“(Tagle’s) nomination was made in May (2012). As a matter of fact, Cardinal Rosales had said goodbye to all the parishes by the end of May because he was told that Archbishop Tagle was to succeed him at the end of May,” Arevalo said.
“It did not happen because there were individuals and groups in the Philippines who were pushing for some other candidates and they were trying to convince the Holy Father… by letters that (Tagle) was not the right person,” he said.
Arevalo said unverified reports from Rome said the Pope asked Vatican officials why Tagle’s appointment had not been announced.
When he was told that there were “objections,” the Holy Father supposedly asked if they had checked if these were true.
“(When) they said, ‘No we have not found any truth to the more negative comments,’ (the Pope) supposedly said: ‘He’s the Archbishop of Manila. It’s finished,’” Arevalo said.
“So, when (Tagle) was approached by the nunciature, he asked if he could have a few days to pray over it. He was told ‘No. This is not a question of your saying ‘Yes or No,’” he said.
“You have already been appointed. What we’re asking you to do is to make the formal act of acceptance. It’s an act of obedience because you’ve already been appointed,” he said.

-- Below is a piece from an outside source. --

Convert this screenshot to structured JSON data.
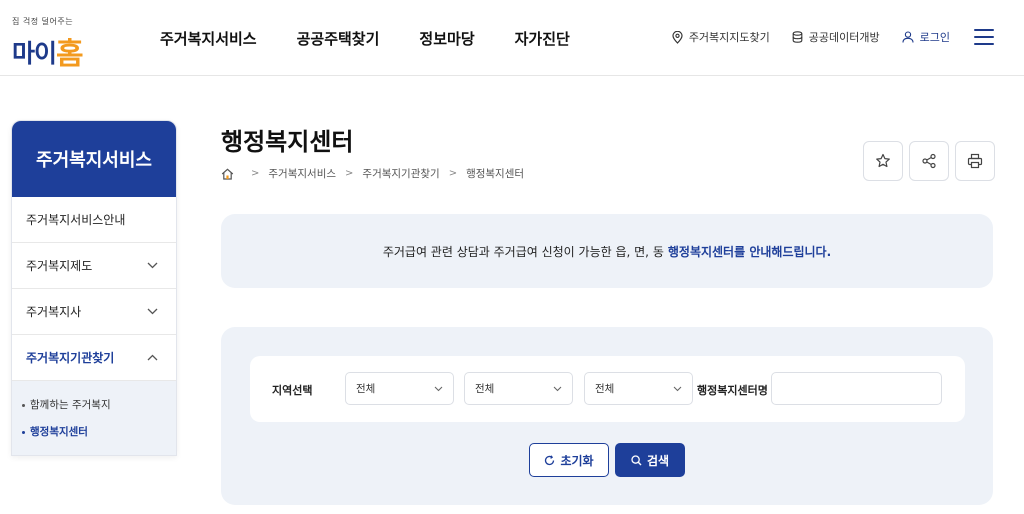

He said Tagle once told him when he was still Bishop of Imus, he attended a Vatican meeting where the cardinal who was presiding did not pay attention when Tagle gave his views on the subject they were discussing.
“I will not name the cardinal but when Chito would give his opinions, he would be talking to the guy beside him or whoever,” Arevalo said.
Near the end of the meeting, they had an audience with the Pope, who warmly greeted Tagle and spent more time speaking with him than with the other prelates.
By the time of their next session, the cardinal was giving his full attention to Tagle whenever he spoke.
“Because the Pope showed (Tagle) a certain warmth and spent a little longer time with him, (afterward) whenever he would speak, the cardinal would really listen. So, it is true that the relationship is warm,” he added.